### Required work:
Your task is to filter the data below down to the lines holding "assigned".

[Opening Provided data section]

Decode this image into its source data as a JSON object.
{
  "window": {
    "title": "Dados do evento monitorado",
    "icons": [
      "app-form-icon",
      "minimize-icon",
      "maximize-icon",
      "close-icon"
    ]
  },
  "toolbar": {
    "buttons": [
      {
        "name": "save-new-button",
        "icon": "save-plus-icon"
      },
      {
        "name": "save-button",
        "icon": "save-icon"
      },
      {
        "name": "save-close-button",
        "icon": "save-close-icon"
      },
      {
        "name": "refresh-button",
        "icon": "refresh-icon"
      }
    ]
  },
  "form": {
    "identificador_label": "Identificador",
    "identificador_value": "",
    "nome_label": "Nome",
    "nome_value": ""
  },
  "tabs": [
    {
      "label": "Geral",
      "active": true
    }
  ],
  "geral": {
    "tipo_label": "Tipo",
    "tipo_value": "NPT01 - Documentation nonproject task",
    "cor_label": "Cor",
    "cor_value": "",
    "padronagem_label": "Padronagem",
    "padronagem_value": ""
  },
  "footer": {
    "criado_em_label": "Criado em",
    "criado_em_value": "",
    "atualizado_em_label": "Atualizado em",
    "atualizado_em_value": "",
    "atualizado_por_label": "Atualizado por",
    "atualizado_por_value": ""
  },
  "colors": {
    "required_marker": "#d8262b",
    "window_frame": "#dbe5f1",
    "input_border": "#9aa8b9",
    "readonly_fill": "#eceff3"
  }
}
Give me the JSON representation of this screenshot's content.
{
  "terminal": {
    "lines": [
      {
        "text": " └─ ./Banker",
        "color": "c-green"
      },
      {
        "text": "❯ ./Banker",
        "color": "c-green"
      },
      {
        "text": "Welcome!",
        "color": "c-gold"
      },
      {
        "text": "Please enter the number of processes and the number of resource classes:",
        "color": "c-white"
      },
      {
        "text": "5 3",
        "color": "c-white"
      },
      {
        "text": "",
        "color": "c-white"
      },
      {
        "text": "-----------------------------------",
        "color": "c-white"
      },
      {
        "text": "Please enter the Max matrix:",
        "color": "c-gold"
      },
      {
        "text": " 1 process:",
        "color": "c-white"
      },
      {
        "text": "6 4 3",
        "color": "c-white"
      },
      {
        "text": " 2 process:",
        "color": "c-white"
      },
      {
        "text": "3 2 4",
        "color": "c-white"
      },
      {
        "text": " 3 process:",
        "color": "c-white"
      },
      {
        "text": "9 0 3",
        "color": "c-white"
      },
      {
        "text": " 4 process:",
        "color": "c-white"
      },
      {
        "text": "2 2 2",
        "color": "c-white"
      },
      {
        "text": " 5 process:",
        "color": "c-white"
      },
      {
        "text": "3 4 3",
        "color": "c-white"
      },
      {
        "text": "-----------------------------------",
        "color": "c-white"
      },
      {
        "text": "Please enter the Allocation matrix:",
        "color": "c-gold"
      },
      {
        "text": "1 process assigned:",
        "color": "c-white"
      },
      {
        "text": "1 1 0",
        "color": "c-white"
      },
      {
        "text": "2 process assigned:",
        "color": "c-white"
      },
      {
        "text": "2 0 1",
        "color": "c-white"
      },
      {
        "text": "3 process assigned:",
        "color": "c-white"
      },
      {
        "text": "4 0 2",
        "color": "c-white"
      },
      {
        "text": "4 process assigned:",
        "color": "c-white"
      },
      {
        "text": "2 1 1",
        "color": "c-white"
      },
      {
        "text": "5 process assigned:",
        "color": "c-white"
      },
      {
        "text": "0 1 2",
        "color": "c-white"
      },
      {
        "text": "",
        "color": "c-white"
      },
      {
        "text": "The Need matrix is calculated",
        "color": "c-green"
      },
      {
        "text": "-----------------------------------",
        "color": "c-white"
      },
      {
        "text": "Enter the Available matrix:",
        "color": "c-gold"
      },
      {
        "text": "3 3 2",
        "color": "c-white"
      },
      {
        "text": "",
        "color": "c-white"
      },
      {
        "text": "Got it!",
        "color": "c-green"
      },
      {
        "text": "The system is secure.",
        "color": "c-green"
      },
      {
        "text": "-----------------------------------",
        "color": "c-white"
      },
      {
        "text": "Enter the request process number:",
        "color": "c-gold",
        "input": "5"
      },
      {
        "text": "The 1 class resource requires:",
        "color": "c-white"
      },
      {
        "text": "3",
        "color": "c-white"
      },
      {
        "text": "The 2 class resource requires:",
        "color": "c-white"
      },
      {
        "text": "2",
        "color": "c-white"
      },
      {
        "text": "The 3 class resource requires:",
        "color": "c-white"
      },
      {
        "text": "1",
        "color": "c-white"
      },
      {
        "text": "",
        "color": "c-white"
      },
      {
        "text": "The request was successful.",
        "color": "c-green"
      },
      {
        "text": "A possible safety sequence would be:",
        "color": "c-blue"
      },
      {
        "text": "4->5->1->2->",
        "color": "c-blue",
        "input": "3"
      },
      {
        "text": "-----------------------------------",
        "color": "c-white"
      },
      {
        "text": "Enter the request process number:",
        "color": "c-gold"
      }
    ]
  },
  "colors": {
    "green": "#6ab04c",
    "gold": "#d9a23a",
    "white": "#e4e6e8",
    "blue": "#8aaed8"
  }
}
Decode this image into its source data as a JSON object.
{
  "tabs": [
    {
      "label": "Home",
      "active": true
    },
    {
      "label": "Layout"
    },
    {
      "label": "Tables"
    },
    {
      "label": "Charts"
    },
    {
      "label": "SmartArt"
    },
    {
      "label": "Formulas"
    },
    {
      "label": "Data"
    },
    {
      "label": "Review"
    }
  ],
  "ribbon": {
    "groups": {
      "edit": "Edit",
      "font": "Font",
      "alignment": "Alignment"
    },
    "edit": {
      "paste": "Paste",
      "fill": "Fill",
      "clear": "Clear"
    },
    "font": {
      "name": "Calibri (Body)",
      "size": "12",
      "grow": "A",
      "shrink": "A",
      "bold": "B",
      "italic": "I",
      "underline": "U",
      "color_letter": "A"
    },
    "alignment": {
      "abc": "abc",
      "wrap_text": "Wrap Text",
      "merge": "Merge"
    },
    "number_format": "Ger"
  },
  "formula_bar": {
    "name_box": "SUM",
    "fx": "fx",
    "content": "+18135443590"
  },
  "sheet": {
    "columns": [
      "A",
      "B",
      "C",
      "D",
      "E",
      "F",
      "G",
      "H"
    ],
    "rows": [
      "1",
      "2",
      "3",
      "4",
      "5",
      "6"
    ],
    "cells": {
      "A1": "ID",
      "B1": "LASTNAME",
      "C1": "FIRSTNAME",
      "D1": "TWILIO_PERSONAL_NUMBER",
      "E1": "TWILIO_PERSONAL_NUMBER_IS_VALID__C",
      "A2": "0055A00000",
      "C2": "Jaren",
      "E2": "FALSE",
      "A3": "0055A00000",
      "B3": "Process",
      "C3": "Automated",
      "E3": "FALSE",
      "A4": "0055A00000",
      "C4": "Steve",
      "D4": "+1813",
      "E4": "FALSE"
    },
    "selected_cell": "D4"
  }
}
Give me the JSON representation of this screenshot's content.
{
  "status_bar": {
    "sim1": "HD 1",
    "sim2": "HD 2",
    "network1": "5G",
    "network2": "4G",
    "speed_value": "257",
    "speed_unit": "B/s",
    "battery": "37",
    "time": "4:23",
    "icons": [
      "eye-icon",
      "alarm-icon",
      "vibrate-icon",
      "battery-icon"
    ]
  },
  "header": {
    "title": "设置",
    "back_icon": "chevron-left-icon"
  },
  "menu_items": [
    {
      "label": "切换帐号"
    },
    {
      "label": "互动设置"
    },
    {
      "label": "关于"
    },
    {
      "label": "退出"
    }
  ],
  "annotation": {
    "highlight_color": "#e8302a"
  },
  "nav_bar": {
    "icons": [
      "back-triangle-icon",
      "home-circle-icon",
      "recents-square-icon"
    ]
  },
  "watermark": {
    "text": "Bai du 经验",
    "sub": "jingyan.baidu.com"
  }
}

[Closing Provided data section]

### Exercise response:
        "text": "1 process assigned:",
        "text": "2 process assigned:",
        "text": "3 process assigned:",
        "text": "4 process assigned:",
        "text": "5 process assigned:",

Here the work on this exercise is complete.